- _Exercise directions_:
For each line of the data below, copy it if it holds the word "Wohnen".

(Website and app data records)
.....

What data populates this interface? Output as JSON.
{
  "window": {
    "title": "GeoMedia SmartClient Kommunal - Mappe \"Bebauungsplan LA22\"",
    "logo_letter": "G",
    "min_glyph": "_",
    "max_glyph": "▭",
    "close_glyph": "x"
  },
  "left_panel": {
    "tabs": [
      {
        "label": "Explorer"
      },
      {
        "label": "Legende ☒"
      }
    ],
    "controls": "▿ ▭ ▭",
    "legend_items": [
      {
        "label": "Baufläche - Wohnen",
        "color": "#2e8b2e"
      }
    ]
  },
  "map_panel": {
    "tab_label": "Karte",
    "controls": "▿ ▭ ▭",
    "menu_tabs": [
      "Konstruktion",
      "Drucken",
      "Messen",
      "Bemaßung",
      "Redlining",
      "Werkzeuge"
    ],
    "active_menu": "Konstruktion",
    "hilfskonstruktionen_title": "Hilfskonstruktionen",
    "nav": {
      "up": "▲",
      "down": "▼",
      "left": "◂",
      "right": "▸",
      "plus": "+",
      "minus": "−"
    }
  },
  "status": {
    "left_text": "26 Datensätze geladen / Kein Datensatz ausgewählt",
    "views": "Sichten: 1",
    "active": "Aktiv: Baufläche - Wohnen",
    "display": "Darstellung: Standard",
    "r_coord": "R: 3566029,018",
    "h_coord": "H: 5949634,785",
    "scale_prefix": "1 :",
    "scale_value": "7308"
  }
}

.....

- _Result of the exercise_:
        "label": "Baufläche - Wohnen",
    "active": "Aktiv: Baufläche - Wohnen",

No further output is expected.